- DATA TO PROCESS

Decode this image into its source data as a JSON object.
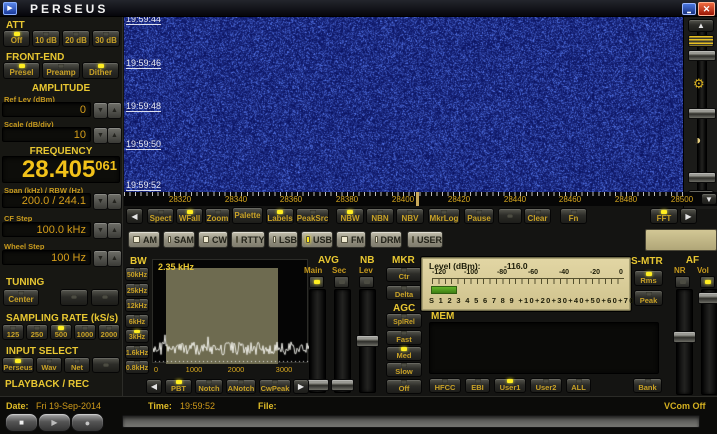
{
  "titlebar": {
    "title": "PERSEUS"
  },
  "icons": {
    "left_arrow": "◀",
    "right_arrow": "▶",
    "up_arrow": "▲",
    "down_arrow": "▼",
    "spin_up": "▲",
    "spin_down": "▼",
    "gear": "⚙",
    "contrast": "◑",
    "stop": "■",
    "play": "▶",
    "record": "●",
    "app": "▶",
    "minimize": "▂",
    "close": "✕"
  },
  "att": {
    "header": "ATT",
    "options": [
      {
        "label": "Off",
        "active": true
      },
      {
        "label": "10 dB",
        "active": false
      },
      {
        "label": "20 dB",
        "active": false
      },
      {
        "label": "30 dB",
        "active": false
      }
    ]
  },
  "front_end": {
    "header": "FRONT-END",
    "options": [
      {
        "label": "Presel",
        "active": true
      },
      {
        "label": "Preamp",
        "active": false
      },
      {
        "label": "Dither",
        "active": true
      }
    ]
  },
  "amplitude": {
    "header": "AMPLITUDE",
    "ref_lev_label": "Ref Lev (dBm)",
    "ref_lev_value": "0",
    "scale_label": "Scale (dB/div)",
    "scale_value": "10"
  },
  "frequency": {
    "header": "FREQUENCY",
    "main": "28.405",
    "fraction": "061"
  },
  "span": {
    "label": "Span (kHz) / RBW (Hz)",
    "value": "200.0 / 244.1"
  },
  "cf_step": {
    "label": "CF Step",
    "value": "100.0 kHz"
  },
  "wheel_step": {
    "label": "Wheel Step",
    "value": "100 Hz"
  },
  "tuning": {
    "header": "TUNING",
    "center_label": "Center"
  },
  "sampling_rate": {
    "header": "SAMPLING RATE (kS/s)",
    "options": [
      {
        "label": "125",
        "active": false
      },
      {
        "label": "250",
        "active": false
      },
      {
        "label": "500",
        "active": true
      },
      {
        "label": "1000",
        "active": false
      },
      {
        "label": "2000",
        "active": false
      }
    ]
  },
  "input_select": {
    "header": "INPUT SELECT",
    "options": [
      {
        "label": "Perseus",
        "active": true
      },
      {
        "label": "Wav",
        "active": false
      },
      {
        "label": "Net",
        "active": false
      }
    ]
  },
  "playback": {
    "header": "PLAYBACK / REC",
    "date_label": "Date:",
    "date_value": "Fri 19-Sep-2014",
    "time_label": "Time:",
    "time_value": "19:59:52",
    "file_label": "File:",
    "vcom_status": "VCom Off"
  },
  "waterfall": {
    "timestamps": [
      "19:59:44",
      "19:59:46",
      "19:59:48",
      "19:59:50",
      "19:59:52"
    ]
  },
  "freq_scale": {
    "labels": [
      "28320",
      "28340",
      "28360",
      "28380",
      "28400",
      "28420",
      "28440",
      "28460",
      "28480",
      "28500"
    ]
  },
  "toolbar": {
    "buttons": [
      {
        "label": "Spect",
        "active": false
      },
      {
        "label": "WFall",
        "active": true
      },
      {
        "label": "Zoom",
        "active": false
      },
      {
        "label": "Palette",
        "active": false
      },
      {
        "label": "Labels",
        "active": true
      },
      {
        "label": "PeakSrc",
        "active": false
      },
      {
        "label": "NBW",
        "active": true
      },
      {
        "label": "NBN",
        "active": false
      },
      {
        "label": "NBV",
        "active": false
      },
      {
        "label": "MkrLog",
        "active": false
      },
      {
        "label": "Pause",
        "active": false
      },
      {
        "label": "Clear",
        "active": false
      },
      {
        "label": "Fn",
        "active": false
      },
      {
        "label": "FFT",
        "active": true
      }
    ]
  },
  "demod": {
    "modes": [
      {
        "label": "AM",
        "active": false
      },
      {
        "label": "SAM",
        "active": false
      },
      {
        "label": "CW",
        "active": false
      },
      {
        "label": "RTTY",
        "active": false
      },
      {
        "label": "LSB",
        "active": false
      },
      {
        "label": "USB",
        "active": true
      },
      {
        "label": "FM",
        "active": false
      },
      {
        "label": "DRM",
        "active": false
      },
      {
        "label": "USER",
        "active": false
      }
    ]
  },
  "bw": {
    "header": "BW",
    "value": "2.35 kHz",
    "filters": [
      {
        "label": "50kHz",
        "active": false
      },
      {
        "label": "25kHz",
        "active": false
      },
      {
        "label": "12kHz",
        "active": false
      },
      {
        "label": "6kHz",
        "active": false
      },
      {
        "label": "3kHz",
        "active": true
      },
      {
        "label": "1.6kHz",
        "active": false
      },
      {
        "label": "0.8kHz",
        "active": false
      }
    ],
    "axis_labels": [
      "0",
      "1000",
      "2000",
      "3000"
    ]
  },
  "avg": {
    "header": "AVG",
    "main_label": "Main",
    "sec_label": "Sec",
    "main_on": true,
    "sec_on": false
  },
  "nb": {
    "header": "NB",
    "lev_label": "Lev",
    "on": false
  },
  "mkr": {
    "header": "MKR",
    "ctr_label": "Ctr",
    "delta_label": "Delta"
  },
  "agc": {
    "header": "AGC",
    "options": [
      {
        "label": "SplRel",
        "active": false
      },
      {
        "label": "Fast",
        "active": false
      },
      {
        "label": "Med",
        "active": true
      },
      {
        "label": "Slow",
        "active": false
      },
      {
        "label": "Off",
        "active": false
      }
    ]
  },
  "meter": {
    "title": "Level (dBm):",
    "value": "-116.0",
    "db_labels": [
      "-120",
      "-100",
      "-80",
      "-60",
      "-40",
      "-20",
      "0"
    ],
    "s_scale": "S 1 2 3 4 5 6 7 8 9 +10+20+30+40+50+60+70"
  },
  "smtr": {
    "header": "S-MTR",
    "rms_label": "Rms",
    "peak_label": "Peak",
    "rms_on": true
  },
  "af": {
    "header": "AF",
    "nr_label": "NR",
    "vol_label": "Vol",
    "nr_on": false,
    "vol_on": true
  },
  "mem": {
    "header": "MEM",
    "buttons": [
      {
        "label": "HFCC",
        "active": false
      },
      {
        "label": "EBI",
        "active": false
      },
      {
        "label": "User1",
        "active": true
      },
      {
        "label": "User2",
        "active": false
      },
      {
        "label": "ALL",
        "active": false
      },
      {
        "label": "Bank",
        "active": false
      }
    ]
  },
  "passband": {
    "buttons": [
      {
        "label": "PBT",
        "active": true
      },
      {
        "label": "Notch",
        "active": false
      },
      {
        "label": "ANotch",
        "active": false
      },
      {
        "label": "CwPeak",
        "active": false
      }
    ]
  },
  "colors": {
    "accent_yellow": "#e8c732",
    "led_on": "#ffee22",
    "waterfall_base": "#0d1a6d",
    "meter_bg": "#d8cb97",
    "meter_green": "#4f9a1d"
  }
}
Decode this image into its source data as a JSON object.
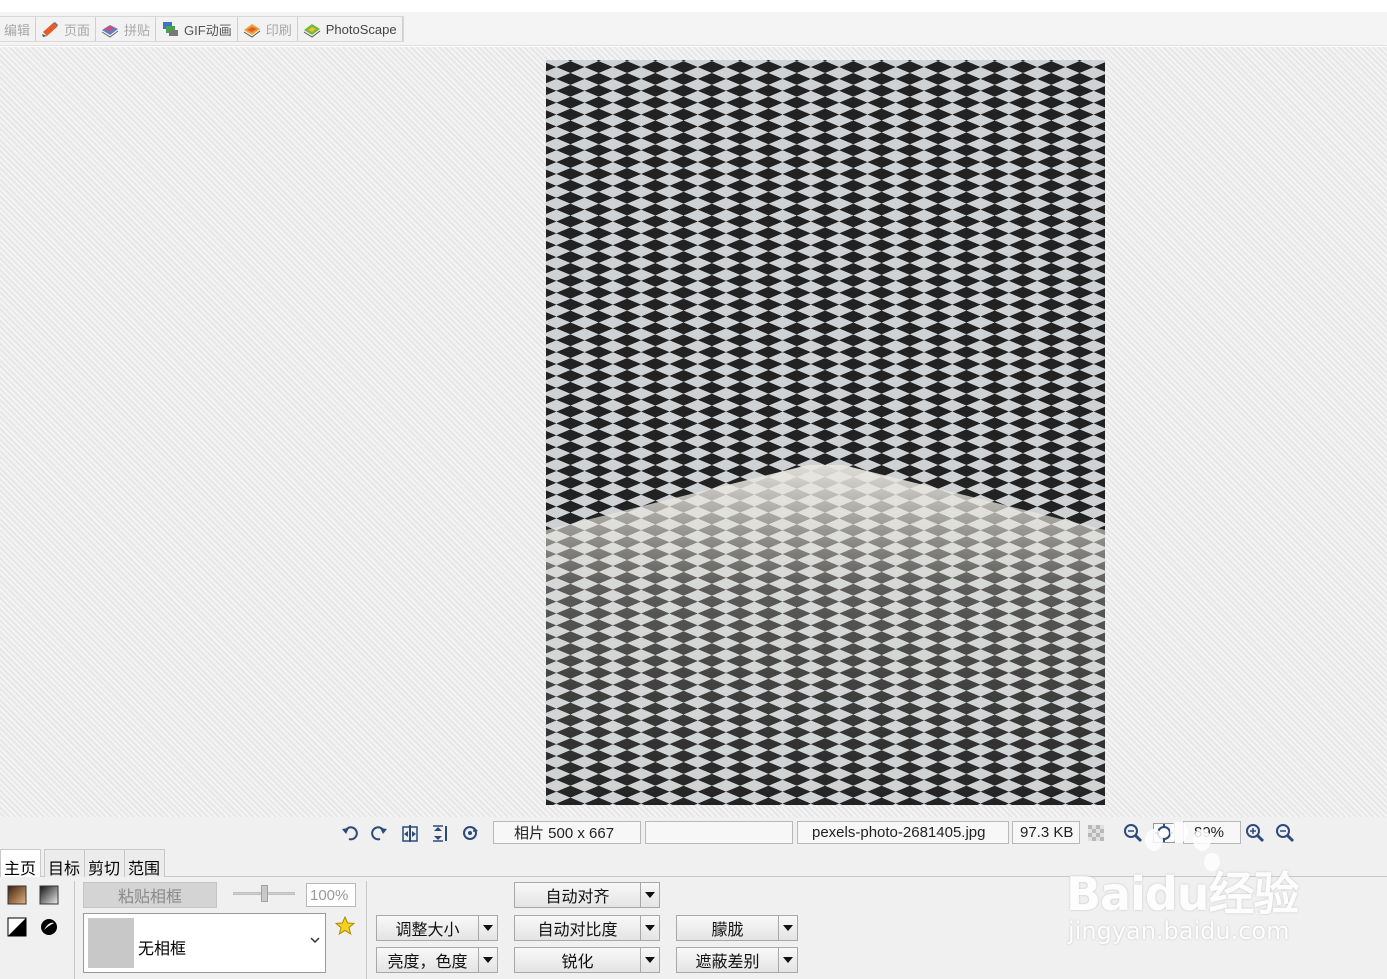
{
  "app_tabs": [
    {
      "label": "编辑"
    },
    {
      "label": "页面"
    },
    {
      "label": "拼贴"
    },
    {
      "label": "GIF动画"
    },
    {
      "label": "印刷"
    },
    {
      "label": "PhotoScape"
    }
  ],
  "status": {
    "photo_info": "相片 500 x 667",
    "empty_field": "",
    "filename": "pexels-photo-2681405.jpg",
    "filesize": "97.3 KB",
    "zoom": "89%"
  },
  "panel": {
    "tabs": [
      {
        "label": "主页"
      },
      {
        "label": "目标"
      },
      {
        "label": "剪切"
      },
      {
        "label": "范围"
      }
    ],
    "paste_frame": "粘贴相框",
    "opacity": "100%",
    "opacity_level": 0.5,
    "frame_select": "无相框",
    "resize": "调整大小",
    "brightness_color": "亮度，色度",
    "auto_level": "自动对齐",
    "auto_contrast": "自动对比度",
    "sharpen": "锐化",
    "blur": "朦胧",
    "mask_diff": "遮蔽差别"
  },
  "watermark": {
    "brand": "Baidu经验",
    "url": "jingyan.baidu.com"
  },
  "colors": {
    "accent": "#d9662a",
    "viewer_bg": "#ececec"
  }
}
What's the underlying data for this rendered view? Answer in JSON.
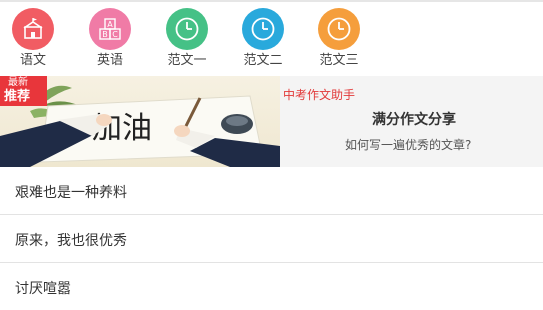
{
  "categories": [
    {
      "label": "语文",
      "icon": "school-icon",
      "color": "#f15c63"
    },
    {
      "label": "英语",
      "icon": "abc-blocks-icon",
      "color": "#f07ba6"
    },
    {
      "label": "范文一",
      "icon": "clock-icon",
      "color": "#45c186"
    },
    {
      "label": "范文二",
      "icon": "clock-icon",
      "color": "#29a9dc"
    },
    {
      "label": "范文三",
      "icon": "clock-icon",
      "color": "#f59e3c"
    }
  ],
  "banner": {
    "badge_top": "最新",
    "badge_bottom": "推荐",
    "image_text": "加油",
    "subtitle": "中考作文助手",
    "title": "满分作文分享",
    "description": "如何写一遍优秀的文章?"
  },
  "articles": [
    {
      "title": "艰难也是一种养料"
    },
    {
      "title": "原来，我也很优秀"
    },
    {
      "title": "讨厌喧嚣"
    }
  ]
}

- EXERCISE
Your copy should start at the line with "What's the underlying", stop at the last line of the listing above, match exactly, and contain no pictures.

- EXPECTED ANSWER
What's the underlying data for this rendered view? Answer in JSON.
{
  "categories": [
    {
      "label": "语文",
      "icon": "school-icon",
      "color": "#f15c63"
    },
    {
      "label": "英语",
      "icon": "abc-blocks-icon",
      "color": "#f07ba6"
    },
    {
      "label": "范文一",
      "icon": "clock-icon",
      "color": "#45c186"
    },
    {
      "label": "范文二",
      "icon": "clock-icon",
      "color": "#29a9dc"
    },
    {
      "label": "范文三",
      "icon": "clock-icon",
      "color": "#f59e3c"
    }
  ],
  "banner": {
    "badge_top": "最新",
    "badge_bottom": "推荐",
    "image_text": "加油",
    "subtitle": "中考作文助手",
    "title": "满分作文分享",
    "description": "如何写一遍优秀的文章?"
  },
  "articles": [
    {
      "title": "艰难也是一种养料"
    },
    {
      "title": "原来，我也很优秀"
    },
    {
      "title": "讨厌喧嚣"
    }
  ]
}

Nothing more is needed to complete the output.